__Your assignment__
State how many lines in the records below contain the string "shirt", and give nothing besides that number.

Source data

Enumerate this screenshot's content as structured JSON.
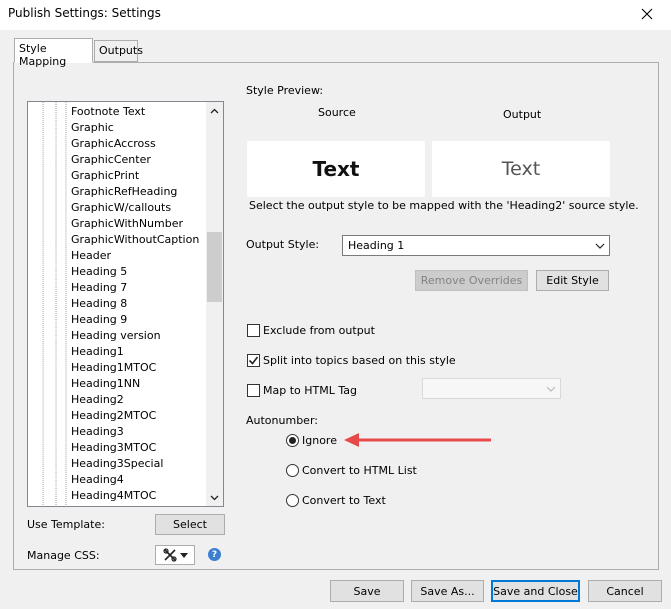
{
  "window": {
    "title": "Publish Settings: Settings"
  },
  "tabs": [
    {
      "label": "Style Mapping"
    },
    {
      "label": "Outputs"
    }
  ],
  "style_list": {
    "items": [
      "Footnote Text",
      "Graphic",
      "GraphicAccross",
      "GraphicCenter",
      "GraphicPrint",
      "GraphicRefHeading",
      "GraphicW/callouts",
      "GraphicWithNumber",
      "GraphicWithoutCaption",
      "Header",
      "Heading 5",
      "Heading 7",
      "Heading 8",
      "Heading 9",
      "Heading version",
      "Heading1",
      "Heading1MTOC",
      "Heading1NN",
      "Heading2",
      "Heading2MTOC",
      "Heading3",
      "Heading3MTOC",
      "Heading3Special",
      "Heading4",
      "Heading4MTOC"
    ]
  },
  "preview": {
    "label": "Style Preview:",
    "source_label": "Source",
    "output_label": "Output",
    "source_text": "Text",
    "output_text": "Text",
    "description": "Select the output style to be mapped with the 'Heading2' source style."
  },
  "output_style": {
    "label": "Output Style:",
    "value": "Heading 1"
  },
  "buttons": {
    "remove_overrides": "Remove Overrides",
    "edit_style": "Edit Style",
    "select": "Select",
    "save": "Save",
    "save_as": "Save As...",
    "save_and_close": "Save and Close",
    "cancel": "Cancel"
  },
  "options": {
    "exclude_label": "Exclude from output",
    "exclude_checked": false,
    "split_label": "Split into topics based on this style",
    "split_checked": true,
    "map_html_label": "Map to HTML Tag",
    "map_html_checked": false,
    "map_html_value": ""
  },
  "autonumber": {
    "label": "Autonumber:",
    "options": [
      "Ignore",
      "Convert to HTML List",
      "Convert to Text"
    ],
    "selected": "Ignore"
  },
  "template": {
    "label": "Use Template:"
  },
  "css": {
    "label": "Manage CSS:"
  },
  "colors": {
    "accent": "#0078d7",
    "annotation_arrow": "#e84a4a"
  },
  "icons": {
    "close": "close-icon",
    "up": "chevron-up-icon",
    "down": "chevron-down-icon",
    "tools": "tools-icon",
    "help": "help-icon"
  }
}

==

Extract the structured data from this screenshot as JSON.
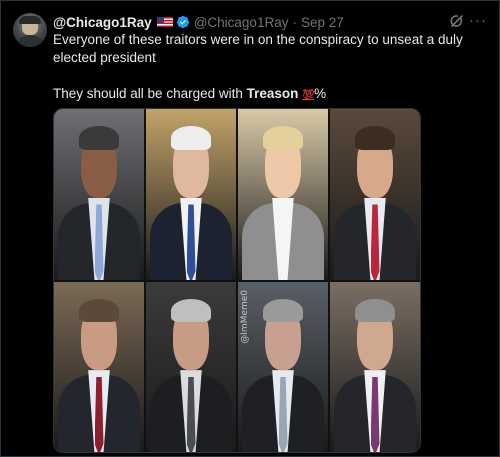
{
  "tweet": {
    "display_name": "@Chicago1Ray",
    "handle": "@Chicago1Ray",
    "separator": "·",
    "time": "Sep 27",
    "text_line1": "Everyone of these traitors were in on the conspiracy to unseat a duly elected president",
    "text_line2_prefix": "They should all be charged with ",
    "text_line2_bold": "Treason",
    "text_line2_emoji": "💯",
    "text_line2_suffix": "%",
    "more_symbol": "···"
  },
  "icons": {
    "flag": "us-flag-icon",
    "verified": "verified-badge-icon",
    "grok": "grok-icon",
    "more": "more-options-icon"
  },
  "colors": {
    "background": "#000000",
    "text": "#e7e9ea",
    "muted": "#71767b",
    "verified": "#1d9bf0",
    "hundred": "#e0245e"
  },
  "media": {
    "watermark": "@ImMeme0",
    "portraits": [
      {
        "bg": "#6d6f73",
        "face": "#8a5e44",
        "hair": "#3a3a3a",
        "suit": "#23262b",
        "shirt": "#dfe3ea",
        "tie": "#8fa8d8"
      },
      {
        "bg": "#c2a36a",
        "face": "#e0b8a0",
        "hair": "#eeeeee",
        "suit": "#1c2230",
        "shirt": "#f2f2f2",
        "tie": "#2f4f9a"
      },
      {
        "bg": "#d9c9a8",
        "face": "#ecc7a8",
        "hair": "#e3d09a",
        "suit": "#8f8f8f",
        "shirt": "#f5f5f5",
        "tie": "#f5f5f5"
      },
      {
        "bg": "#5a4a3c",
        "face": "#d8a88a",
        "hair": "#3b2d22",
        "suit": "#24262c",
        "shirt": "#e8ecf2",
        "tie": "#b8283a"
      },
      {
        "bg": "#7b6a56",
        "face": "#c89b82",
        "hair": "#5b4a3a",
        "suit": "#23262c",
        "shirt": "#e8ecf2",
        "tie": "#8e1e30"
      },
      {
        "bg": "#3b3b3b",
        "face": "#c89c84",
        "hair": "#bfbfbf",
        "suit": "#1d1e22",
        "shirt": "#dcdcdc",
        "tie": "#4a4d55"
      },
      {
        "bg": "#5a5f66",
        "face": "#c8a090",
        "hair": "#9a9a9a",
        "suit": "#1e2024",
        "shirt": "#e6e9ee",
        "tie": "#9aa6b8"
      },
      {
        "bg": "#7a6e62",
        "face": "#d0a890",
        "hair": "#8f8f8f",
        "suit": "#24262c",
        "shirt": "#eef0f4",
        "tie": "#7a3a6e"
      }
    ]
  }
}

__Answer space__
8